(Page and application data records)
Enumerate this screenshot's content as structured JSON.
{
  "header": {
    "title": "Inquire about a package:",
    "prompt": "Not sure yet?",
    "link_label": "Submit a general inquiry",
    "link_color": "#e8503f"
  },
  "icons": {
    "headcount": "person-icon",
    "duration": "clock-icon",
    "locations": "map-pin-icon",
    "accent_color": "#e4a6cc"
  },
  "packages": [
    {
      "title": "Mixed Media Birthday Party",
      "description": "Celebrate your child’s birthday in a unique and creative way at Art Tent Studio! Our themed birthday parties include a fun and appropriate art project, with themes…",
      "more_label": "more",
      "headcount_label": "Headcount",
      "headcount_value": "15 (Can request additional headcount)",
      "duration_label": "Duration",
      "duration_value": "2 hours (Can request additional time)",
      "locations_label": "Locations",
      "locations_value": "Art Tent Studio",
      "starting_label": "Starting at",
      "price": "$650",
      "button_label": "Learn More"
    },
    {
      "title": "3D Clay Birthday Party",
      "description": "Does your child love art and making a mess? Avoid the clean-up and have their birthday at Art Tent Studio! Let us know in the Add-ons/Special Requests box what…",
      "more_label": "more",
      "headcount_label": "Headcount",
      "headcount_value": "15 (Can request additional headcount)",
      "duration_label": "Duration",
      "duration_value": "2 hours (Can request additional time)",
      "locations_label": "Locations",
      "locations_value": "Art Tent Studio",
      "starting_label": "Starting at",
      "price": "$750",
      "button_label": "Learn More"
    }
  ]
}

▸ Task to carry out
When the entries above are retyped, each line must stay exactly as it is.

▸ Your solution
Enumerate this screenshot's content as structured JSON.
{
  "header": {
    "title": "Inquire about a package:",
    "prompt": "Not sure yet?",
    "link_label": "Submit a general inquiry",
    "link_color": "#e8503f"
  },
  "icons": {
    "headcount": "person-icon",
    "duration": "clock-icon",
    "locations": "map-pin-icon",
    "accent_color": "#e4a6cc"
  },
  "packages": [
    {
      "title": "Mixed Media Birthday Party",
      "description": "Celebrate your child’s birthday in a unique and creative way at Art Tent Studio! Our themed birthday parties include a fun and appropriate art project, with themes…",
      "more_label": "more",
      "headcount_label": "Headcount",
      "headcount_value": "15 (Can request additional headcount)",
      "duration_label": "Duration",
      "duration_value": "2 hours (Can request additional time)",
      "locations_label": "Locations",
      "locations_value": "Art Tent Studio",
      "starting_label": "Starting at",
      "price": "$650",
      "button_label": "Learn More"
    },
    {
      "title": "3D Clay Birthday Party",
      "description": "Does your child love art and making a mess? Avoid the clean-up and have their birthday at Art Tent Studio! Let us know in the Add-ons/Special Requests box what…",
      "more_label": "more",
      "headcount_label": "Headcount",
      "headcount_value": "15 (Can request additional headcount)",
      "duration_label": "Duration",
      "duration_value": "2 hours (Can request additional time)",
      "locations_label": "Locations",
      "locations_value": "Art Tent Studio",
      "starting_label": "Starting at",
      "price": "$750",
      "button_label": "Learn More"
    }
  ]
}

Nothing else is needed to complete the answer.